** Opening SOURCE MATERIAL block **

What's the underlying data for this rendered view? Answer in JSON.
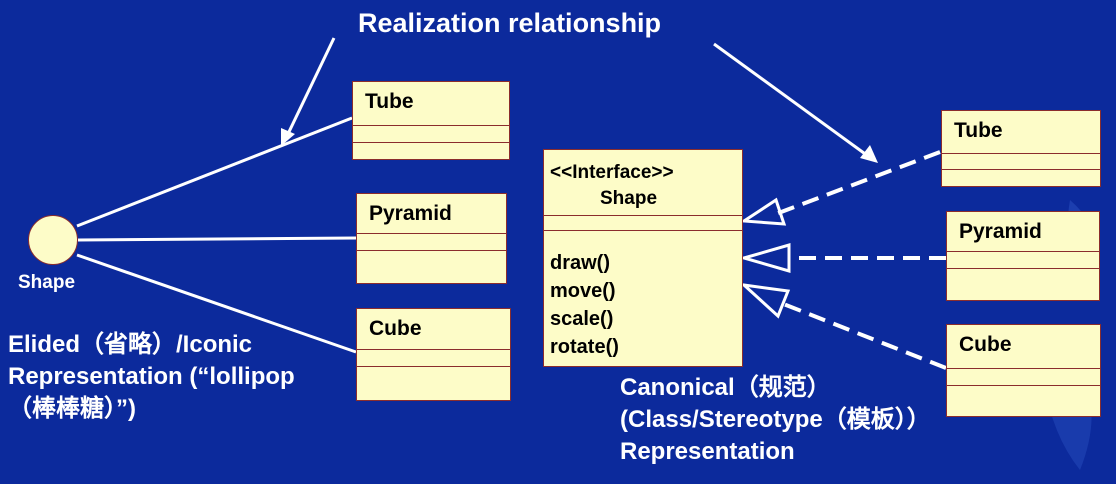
{
  "title": "Realization relationship",
  "lollipop": {
    "label": "Shape"
  },
  "left_classes": [
    "Tube",
    "Pyramid",
    "Cube"
  ],
  "interface": {
    "stereotype": "<<Interface>>",
    "name": "Shape",
    "operations": [
      "draw()",
      "move()",
      "scale()",
      "rotate()"
    ]
  },
  "right_classes": [
    "Tube",
    "Pyramid",
    "Cube"
  ],
  "captions": {
    "elided": [
      "Elided（省略）/Iconic",
      "Representation (“lollipop",
      "（棒棒糖）”)"
    ],
    "canonical": [
      "Canonical（规范）",
      "(Class/Stereotype（模板））",
      "Representation"
    ]
  },
  "colors": {
    "background": "#0c2a9c",
    "box_fill": "#fdfcc8",
    "box_border": "#8b2d2d",
    "line": "#ffffff"
  }
}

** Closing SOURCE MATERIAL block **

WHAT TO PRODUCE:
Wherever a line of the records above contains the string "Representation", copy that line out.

ANSWER SPACE:
      "Representation (“lollipop",
      "Representation"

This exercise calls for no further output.